• [WORK REQUIRED]: The entries are to be reproduced verbatim, with all pictures omitted.

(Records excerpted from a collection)

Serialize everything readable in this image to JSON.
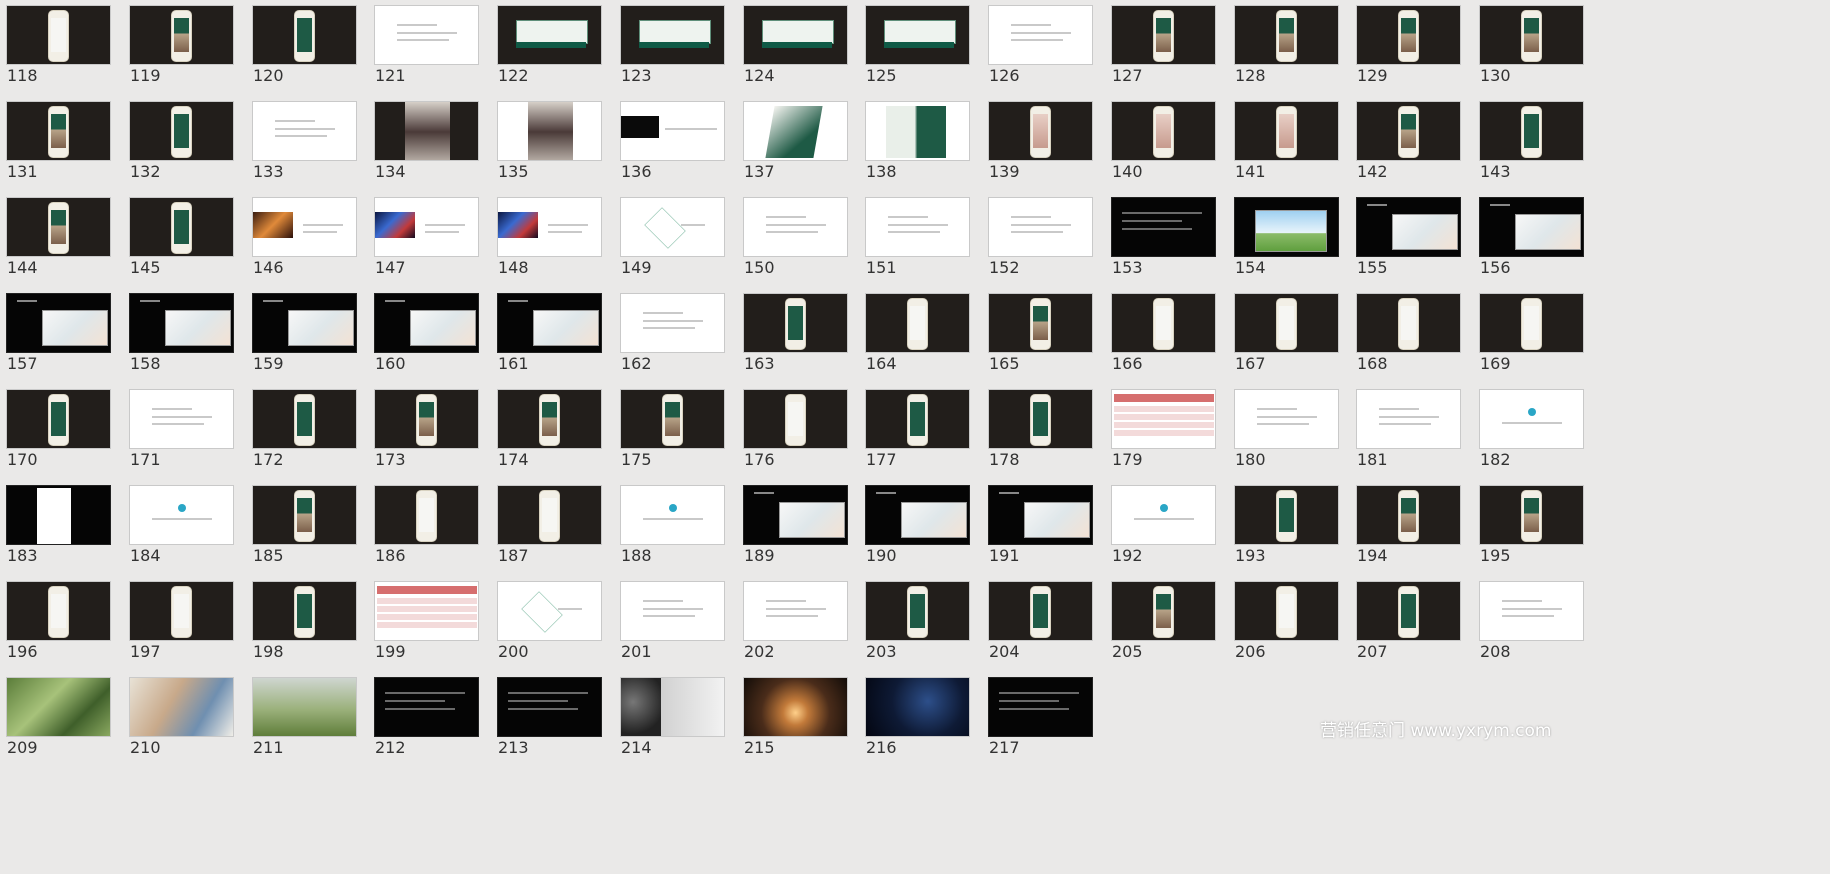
{
  "slides": [
    {
      "n": "118",
      "style": "phone",
      "screen": "white"
    },
    {
      "n": "119",
      "style": "phone",
      "screen": "photo"
    },
    {
      "n": "120",
      "style": "phone",
      "screen": "green"
    },
    {
      "n": "121",
      "style": "text"
    },
    {
      "n": "122",
      "style": "panel"
    },
    {
      "n": "123",
      "style": "panel"
    },
    {
      "n": "124",
      "style": "panel"
    },
    {
      "n": "125",
      "style": "panel"
    },
    {
      "n": "126",
      "style": "text"
    },
    {
      "n": "127",
      "style": "phone",
      "screen": "photo"
    },
    {
      "n": "128",
      "style": "phone",
      "screen": "photo"
    },
    {
      "n": "129",
      "style": "phone",
      "screen": "photo"
    },
    {
      "n": "130",
      "style": "phone",
      "screen": "photo"
    },
    {
      "n": "131",
      "style": "phone",
      "screen": "photo"
    },
    {
      "n": "132",
      "style": "phone",
      "screen": "green"
    },
    {
      "n": "133",
      "style": "text"
    },
    {
      "n": "134",
      "style": "tall"
    },
    {
      "n": "135",
      "style": "tall-white"
    },
    {
      "n": "136",
      "style": "leftimg-sm"
    },
    {
      "n": "137",
      "style": "card"
    },
    {
      "n": "138",
      "style": "cards2"
    },
    {
      "n": "139",
      "style": "phone",
      "screen": "pink"
    },
    {
      "n": "140",
      "style": "phone",
      "screen": "pink"
    },
    {
      "n": "141",
      "style": "phone",
      "screen": "pink"
    },
    {
      "n": "142",
      "style": "phone",
      "screen": "photo"
    },
    {
      "n": "143",
      "style": "phone",
      "screen": "green"
    },
    {
      "n": "144",
      "style": "phone",
      "screen": "photo"
    },
    {
      "n": "145",
      "style": "phone",
      "screen": "green"
    },
    {
      "n": "146",
      "style": "leftimg"
    },
    {
      "n": "147",
      "style": "leftimg-blue"
    },
    {
      "n": "148",
      "style": "leftimg-blue"
    },
    {
      "n": "149",
      "style": "diagram"
    },
    {
      "n": "150",
      "style": "text"
    },
    {
      "n": "151",
      "style": "text"
    },
    {
      "n": "152",
      "style": "text"
    },
    {
      "n": "153",
      "style": "black-text"
    },
    {
      "n": "154",
      "style": "illus-sky"
    },
    {
      "n": "155",
      "style": "illus"
    },
    {
      "n": "156",
      "style": "illus"
    },
    {
      "n": "157",
      "style": "illus"
    },
    {
      "n": "158",
      "style": "illus"
    },
    {
      "n": "159",
      "style": "illus"
    },
    {
      "n": "160",
      "style": "illus"
    },
    {
      "n": "161",
      "style": "illus"
    },
    {
      "n": "162",
      "style": "text"
    },
    {
      "n": "163",
      "style": "phone",
      "screen": "green"
    },
    {
      "n": "164",
      "style": "phone",
      "screen": "white"
    },
    {
      "n": "165",
      "style": "phone",
      "screen": "photo"
    },
    {
      "n": "166",
      "style": "phone",
      "screen": "white"
    },
    {
      "n": "167",
      "style": "phone",
      "screen": "white"
    },
    {
      "n": "168",
      "style": "phone",
      "screen": "white"
    },
    {
      "n": "169",
      "style": "phone",
      "screen": "white"
    },
    {
      "n": "170",
      "style": "phone",
      "screen": "green"
    },
    {
      "n": "171",
      "style": "text"
    },
    {
      "n": "172",
      "style": "phone",
      "screen": "green"
    },
    {
      "n": "173",
      "style": "phone",
      "screen": "photo"
    },
    {
      "n": "174",
      "style": "phone",
      "screen": "photo"
    },
    {
      "n": "175",
      "style": "phone",
      "screen": "photo"
    },
    {
      "n": "176",
      "style": "phone",
      "screen": "white"
    },
    {
      "n": "177",
      "style": "phone",
      "screen": "green"
    },
    {
      "n": "178",
      "style": "phone",
      "screen": "green"
    },
    {
      "n": "179",
      "style": "table"
    },
    {
      "n": "180",
      "style": "text"
    },
    {
      "n": "181",
      "style": "text"
    },
    {
      "n": "182",
      "style": "dot"
    },
    {
      "n": "183",
      "style": "doc"
    },
    {
      "n": "184",
      "style": "dot"
    },
    {
      "n": "185",
      "style": "phone",
      "screen": "photo"
    },
    {
      "n": "186",
      "style": "phone",
      "screen": "white"
    },
    {
      "n": "187",
      "style": "phone",
      "screen": "white"
    },
    {
      "n": "188",
      "style": "dot"
    },
    {
      "n": "189",
      "style": "illus"
    },
    {
      "n": "190",
      "style": "illus"
    },
    {
      "n": "191",
      "style": "illus"
    },
    {
      "n": "192",
      "style": "dot"
    },
    {
      "n": "193",
      "style": "phone",
      "screen": "green"
    },
    {
      "n": "194",
      "style": "phone",
      "screen": "photo"
    },
    {
      "n": "195",
      "style": "phone",
      "screen": "photo"
    },
    {
      "n": "196",
      "style": "phone",
      "screen": "white"
    },
    {
      "n": "197",
      "style": "phone",
      "screen": "white"
    },
    {
      "n": "198",
      "style": "phone",
      "screen": "green"
    },
    {
      "n": "199",
      "style": "table"
    },
    {
      "n": "200",
      "style": "diagram"
    },
    {
      "n": "201",
      "style": "text"
    },
    {
      "n": "202",
      "style": "text"
    },
    {
      "n": "203",
      "style": "phone",
      "screen": "green"
    },
    {
      "n": "204",
      "style": "phone",
      "screen": "green"
    },
    {
      "n": "205",
      "style": "phone",
      "screen": "photo"
    },
    {
      "n": "206",
      "style": "phone",
      "screen": "white"
    },
    {
      "n": "207",
      "style": "phone",
      "screen": "green"
    },
    {
      "n": "208",
      "style": "text"
    },
    {
      "n": "209",
      "style": "photo-green"
    },
    {
      "n": "210",
      "style": "photo-family"
    },
    {
      "n": "211",
      "style": "photo-field"
    },
    {
      "n": "212",
      "style": "black-text"
    },
    {
      "n": "213",
      "style": "black-text"
    },
    {
      "n": "214",
      "style": "photo-bw"
    },
    {
      "n": "215",
      "style": "photo-sunset"
    },
    {
      "n": "216",
      "style": "photo-space"
    },
    {
      "n": "217",
      "style": "black-text"
    }
  ],
  "watermark": "营销任意门 www.yxrym.com"
}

• [WRITTEN ANSWER]:
Serialize everything readable in this image to JSON.
{
  "slides": [
    {
      "n": "118",
      "style": "phone",
      "screen": "white"
    },
    {
      "n": "119",
      "style": "phone",
      "screen": "photo"
    },
    {
      "n": "120",
      "style": "phone",
      "screen": "green"
    },
    {
      "n": "121",
      "style": "text"
    },
    {
      "n": "122",
      "style": "panel"
    },
    {
      "n": "123",
      "style": "panel"
    },
    {
      "n": "124",
      "style": "panel"
    },
    {
      "n": "125",
      "style": "panel"
    },
    {
      "n": "126",
      "style": "text"
    },
    {
      "n": "127",
      "style": "phone",
      "screen": "photo"
    },
    {
      "n": "128",
      "style": "phone",
      "screen": "photo"
    },
    {
      "n": "129",
      "style": "phone",
      "screen": "photo"
    },
    {
      "n": "130",
      "style": "phone",
      "screen": "photo"
    },
    {
      "n": "131",
      "style": "phone",
      "screen": "photo"
    },
    {
      "n": "132",
      "style": "phone",
      "screen": "green"
    },
    {
      "n": "133",
      "style": "text"
    },
    {
      "n": "134",
      "style": "tall"
    },
    {
      "n": "135",
      "style": "tall-white"
    },
    {
      "n": "136",
      "style": "leftimg-sm"
    },
    {
      "n": "137",
      "style": "card"
    },
    {
      "n": "138",
      "style": "cards2"
    },
    {
      "n": "139",
      "style": "phone",
      "screen": "pink"
    },
    {
      "n": "140",
      "style": "phone",
      "screen": "pink"
    },
    {
      "n": "141",
      "style": "phone",
      "screen": "pink"
    },
    {
      "n": "142",
      "style": "phone",
      "screen": "photo"
    },
    {
      "n": "143",
      "style": "phone",
      "screen": "green"
    },
    {
      "n": "144",
      "style": "phone",
      "screen": "photo"
    },
    {
      "n": "145",
      "style": "phone",
      "screen": "green"
    },
    {
      "n": "146",
      "style": "leftimg"
    },
    {
      "n": "147",
      "style": "leftimg-blue"
    },
    {
      "n": "148",
      "style": "leftimg-blue"
    },
    {
      "n": "149",
      "style": "diagram"
    },
    {
      "n": "150",
      "style": "text"
    },
    {
      "n": "151",
      "style": "text"
    },
    {
      "n": "152",
      "style": "text"
    },
    {
      "n": "153",
      "style": "black-text"
    },
    {
      "n": "154",
      "style": "illus-sky"
    },
    {
      "n": "155",
      "style": "illus"
    },
    {
      "n": "156",
      "style": "illus"
    },
    {
      "n": "157",
      "style": "illus"
    },
    {
      "n": "158",
      "style": "illus"
    },
    {
      "n": "159",
      "style": "illus"
    },
    {
      "n": "160",
      "style": "illus"
    },
    {
      "n": "161",
      "style": "illus"
    },
    {
      "n": "162",
      "style": "text"
    },
    {
      "n": "163",
      "style": "phone",
      "screen": "green"
    },
    {
      "n": "164",
      "style": "phone",
      "screen": "white"
    },
    {
      "n": "165",
      "style": "phone",
      "screen": "photo"
    },
    {
      "n": "166",
      "style": "phone",
      "screen": "white"
    },
    {
      "n": "167",
      "style": "phone",
      "screen": "white"
    },
    {
      "n": "168",
      "style": "phone",
      "screen": "white"
    },
    {
      "n": "169",
      "style": "phone",
      "screen": "white"
    },
    {
      "n": "170",
      "style": "phone",
      "screen": "green"
    },
    {
      "n": "171",
      "style": "text"
    },
    {
      "n": "172",
      "style": "phone",
      "screen": "green"
    },
    {
      "n": "173",
      "style": "phone",
      "screen": "photo"
    },
    {
      "n": "174",
      "style": "phone",
      "screen": "photo"
    },
    {
      "n": "175",
      "style": "phone",
      "screen": "photo"
    },
    {
      "n": "176",
      "style": "phone",
      "screen": "white"
    },
    {
      "n": "177",
      "style": "phone",
      "screen": "green"
    },
    {
      "n": "178",
      "style": "phone",
      "screen": "green"
    },
    {
      "n": "179",
      "style": "table"
    },
    {
      "n": "180",
      "style": "text"
    },
    {
      "n": "181",
      "style": "text"
    },
    {
      "n": "182",
      "style": "dot"
    },
    {
      "n": "183",
      "style": "doc"
    },
    {
      "n": "184",
      "style": "dot"
    },
    {
      "n": "185",
      "style": "phone",
      "screen": "photo"
    },
    {
      "n": "186",
      "style": "phone",
      "screen": "white"
    },
    {
      "n": "187",
      "style": "phone",
      "screen": "white"
    },
    {
      "n": "188",
      "style": "dot"
    },
    {
      "n": "189",
      "style": "illus"
    },
    {
      "n": "190",
      "style": "illus"
    },
    {
      "n": "191",
      "style": "illus"
    },
    {
      "n": "192",
      "style": "dot"
    },
    {
      "n": "193",
      "style": "phone",
      "screen": "green"
    },
    {
      "n": "194",
      "style": "phone",
      "screen": "photo"
    },
    {
      "n": "195",
      "style": "phone",
      "screen": "photo"
    },
    {
      "n": "196",
      "style": "phone",
      "screen": "white"
    },
    {
      "n": "197",
      "style": "phone",
      "screen": "white"
    },
    {
      "n": "198",
      "style": "phone",
      "screen": "green"
    },
    {
      "n": "199",
      "style": "table"
    },
    {
      "n": "200",
      "style": "diagram"
    },
    {
      "n": "201",
      "style": "text"
    },
    {
      "n": "202",
      "style": "text"
    },
    {
      "n": "203",
      "style": "phone",
      "screen": "green"
    },
    {
      "n": "204",
      "style": "phone",
      "screen": "green"
    },
    {
      "n": "205",
      "style": "phone",
      "screen": "photo"
    },
    {
      "n": "206",
      "style": "phone",
      "screen": "white"
    },
    {
      "n": "207",
      "style": "phone",
      "screen": "green"
    },
    {
      "n": "208",
      "style": "text"
    },
    {
      "n": "209",
      "style": "photo-green"
    },
    {
      "n": "210",
      "style": "photo-family"
    },
    {
      "n": "211",
      "style": "photo-field"
    },
    {
      "n": "212",
      "style": "black-text"
    },
    {
      "n": "213",
      "style": "black-text"
    },
    {
      "n": "214",
      "style": "photo-bw"
    },
    {
      "n": "215",
      "style": "photo-sunset"
    },
    {
      "n": "216",
      "style": "photo-space"
    },
    {
      "n": "217",
      "style": "black-text"
    }
  ],
  "watermark": "营销任意门 www.yxrym.com"
}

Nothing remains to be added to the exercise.